- What the task asks -
The data should be printed in full, character for character.

- Dataset records -
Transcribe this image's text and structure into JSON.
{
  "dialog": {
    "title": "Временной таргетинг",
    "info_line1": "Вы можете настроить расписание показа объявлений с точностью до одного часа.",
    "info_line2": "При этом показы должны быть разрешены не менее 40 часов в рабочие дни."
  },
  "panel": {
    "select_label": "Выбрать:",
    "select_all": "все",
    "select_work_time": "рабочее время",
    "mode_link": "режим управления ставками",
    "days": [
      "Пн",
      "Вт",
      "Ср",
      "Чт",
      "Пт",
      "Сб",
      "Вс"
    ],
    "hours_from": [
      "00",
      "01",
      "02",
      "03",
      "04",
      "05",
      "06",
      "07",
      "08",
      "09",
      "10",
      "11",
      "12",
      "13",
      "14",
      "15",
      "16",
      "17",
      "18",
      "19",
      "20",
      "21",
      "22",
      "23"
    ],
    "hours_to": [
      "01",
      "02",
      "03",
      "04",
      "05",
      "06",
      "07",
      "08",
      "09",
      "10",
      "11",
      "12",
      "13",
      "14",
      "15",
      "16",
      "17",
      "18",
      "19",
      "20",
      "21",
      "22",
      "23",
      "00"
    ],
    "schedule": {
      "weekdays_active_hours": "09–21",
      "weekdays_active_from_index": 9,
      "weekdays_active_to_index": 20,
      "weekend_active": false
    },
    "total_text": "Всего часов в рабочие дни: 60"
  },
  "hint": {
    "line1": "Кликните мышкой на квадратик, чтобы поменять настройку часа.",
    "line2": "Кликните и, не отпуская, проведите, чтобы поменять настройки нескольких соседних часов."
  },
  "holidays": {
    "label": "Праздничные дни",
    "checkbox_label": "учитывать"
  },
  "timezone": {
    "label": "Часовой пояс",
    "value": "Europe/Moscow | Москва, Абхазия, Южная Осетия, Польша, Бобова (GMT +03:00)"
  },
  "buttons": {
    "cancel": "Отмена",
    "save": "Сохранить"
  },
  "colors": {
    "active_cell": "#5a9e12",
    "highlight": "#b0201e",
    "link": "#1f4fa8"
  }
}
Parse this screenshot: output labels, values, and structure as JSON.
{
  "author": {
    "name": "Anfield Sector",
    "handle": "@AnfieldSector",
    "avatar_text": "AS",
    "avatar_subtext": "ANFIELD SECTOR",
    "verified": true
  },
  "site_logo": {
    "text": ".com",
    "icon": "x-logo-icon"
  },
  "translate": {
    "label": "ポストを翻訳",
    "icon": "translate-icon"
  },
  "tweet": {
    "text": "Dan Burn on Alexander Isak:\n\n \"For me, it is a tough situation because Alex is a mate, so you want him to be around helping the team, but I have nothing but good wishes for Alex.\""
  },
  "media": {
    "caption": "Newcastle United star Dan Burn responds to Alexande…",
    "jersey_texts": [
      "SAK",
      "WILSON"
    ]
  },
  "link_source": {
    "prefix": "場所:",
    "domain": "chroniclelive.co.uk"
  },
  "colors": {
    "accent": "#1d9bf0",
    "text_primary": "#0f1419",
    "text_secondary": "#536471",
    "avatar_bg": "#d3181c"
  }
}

- Output for this exercise -
Transcribe this image's text and structure into JSON.
{
  "dialog": {
    "title": "Временной таргетинг",
    "info_line1": "Вы можете настроить расписание показа объявлений с точностью до одного часа.",
    "info_line2": "При этом показы должны быть разрешены не менее 40 часов в рабочие дни."
  },
  "panel": {
    "select_label": "Выбрать:",
    "select_all": "все",
    "select_work_time": "рабочее время",
    "mode_link": "режим управления ставками",
    "days": [
      "Пн",
      "Вт",
      "Ср",
      "Чт",
      "Пт",
      "Сб",
      "Вс"
    ],
    "hours_from": [
      "00",
      "01",
      "02",
      "03",
      "04",
      "05",
      "06",
      "07",
      "08",
      "09",
      "10",
      "11",
      "12",
      "13",
      "14",
      "15",
      "16",
      "17",
      "18",
      "19",
      "20",
      "21",
      "22",
      "23"
    ],
    "hours_to": [
      "01",
      "02",
      "03",
      "04",
      "05",
      "06",
      "07",
      "08",
      "09",
      "10",
      "11",
      "12",
      "13",
      "14",
      "15",
      "16",
      "17",
      "18",
      "19",
      "20",
      "21",
      "22",
      "23",
      "00"
    ],
    "schedule": {
      "weekdays_active_hours": "09–21",
      "weekdays_active_from_index": 9,
      "weekdays_active_to_index": 20,
      "weekend_active": false
    },
    "total_text": "Всего часов в рабочие дни: 60"
  },
  "hint": {
    "line1": "Кликните мышкой на квадратик, чтобы поменять настройку часа.",
    "line2": "Кликните и, не отпуская, проведите, чтобы поменять настройки нескольких соседних часов."
  },
  "holidays": {
    "label": "Праздничные дни",
    "checkbox_label": "учитывать"
  },
  "timezone": {
    "label": "Часовой пояс",
    "value": "Europe/Moscow | Москва, Абхазия, Южная Осетия, Польша, Бобова (GMT +03:00)"
  },
  "buttons": {
    "cancel": "Отмена",
    "save": "Сохранить"
  },
  "colors": {
    "active_cell": "#5a9e12",
    "highlight": "#b0201e",
    "link": "#1f4fa8"
  }
}
Parse this screenshot: output labels, values, and structure as JSON.
{
  "author": {
    "name": "Anfield Sector",
    "handle": "@AnfieldSector",
    "avatar_text": "AS",
    "avatar_subtext": "ANFIELD SECTOR",
    "verified": true
  },
  "site_logo": {
    "text": ".com",
    "icon": "x-logo-icon"
  },
  "translate": {
    "label": "ポストを翻訳",
    "icon": "translate-icon"
  },
  "tweet": {
    "text": "Dan Burn on Alexander Isak:\n\n \"For me, it is a tough situation because Alex is a mate, so you want him to be around helping the team, but I have nothing but good wishes for Alex.\""
  },
  "media": {
    "caption": "Newcastle United star Dan Burn responds to Alexande…",
    "jersey_texts": [
      "SAK",
      "WILSON"
    ]
  },
  "link_source": {
    "prefix": "場所:",
    "domain": "chroniclelive.co.uk"
  },
  "colors": {
    "accent": "#1d9bf0",
    "text_primary": "#0f1419",
    "text_secondary": "#536471",
    "avatar_bg": "#d3181c"
  }
}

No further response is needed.